CNN also points out that the New Mexico town is also where a militia detained migrants in April (the ACLU called it a kidnapping), and where a private group began building its own border wall with the use of millions donated to a GoFundMe campaign.
Last week, the Supreme Court also gave Trump a victory in his fight for the construction of a wall along the border. Further, the Supreme Court allowed the administration to use $2.5 billion in military funds for it.
Despite all of the negative news surrounding the border, it was a different scene there on Monday near the Sunland Park stretch. Instead, it showed a heartwarming and lighter scene compared to what we’ve recently seen.
The art installation that this artist created is also meant to serve as a reminder. A reminder that “we are connected” and “what happens on one side impacts the other.”
The pink seesaws showed people from both sides of the border coming together in a unifying act. Children and adults alike on U.S soil were recorded playing with children from the other side. These light-hearted scenes from the border make one for if only a second forget the actual reality of it all.
RAICES, a non-profit focusing on immigration legal services in Texas, shared on Twitter that “Art is such a powerful vehicle for change”
Claudia Tristán, the Director of Latinx Messaging for 2020 Democratic presidential candidate Beto O’Rourke also praised the art installation for the message it spread.
“The symbolism of the seesaw is just magical,” she wrote in a tweet. “A #Border fence will not keep us from our neighbors.”
The video of architect and artist Ronald Rael that’s also making rounds on social media shows him saying that the seesaw that there are still “good relations the people of Mexico and the United States.” Therefore, the seesaw can portray that we are “equal” and the wall, he says, cuts those relationships between us.

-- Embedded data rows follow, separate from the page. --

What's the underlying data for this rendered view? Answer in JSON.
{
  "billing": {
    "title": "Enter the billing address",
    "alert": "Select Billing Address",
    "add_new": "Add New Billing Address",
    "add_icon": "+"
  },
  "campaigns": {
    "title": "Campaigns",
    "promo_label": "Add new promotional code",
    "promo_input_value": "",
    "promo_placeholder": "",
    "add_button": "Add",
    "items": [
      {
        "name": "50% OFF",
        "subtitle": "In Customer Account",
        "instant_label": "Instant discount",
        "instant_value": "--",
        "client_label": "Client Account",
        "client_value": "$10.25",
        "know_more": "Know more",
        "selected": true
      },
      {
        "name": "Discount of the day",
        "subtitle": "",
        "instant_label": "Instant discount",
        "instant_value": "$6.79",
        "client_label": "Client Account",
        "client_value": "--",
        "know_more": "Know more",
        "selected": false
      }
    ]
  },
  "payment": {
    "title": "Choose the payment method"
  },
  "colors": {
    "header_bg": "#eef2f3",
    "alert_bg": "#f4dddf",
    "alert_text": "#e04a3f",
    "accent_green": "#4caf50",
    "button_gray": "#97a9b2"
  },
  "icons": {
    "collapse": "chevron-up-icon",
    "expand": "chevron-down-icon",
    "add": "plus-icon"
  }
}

Ultimately, it is important to remember that with or without the U.S.-Mexico border, much of this land belonged to and will always belong to Native Americans.